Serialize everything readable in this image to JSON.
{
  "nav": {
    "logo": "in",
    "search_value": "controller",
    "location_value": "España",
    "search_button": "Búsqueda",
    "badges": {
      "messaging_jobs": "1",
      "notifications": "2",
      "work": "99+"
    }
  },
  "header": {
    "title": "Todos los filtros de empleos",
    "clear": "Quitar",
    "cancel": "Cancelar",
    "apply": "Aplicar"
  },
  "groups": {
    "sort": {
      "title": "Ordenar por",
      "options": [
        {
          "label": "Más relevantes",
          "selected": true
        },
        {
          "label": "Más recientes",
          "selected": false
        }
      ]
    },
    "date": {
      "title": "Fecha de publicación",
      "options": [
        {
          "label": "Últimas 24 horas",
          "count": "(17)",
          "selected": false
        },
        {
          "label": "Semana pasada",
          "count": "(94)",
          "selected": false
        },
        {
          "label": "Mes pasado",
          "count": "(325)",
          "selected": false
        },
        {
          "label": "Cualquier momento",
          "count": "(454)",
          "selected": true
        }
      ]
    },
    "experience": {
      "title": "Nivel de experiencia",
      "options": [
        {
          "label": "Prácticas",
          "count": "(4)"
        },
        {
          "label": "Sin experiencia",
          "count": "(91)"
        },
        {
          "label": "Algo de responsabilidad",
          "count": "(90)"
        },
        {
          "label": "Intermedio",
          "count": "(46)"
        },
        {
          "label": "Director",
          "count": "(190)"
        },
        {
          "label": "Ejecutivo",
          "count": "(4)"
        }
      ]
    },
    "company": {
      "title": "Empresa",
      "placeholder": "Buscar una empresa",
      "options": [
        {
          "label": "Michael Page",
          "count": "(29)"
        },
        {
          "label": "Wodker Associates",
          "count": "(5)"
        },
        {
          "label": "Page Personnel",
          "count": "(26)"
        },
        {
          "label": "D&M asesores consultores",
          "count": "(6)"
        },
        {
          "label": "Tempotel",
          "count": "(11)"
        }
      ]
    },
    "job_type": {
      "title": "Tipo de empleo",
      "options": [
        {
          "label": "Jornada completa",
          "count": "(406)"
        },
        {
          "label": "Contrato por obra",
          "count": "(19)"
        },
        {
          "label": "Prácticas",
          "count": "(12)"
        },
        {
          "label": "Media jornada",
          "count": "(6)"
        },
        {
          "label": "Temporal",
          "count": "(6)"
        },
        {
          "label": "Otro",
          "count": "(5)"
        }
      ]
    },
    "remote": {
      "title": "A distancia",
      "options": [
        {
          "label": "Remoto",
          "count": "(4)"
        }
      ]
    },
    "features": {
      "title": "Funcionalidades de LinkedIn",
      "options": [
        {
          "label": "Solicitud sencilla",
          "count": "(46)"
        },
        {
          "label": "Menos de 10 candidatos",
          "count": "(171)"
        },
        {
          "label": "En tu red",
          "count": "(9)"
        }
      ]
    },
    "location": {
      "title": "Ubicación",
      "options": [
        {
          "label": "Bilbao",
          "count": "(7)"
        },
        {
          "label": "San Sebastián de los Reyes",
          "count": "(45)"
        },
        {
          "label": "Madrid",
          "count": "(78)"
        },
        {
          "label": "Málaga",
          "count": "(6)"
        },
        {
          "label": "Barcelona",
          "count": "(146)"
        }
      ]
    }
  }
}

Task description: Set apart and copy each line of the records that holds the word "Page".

Response below:
          "label": "Michael Page",
          "label": "Page Personnel",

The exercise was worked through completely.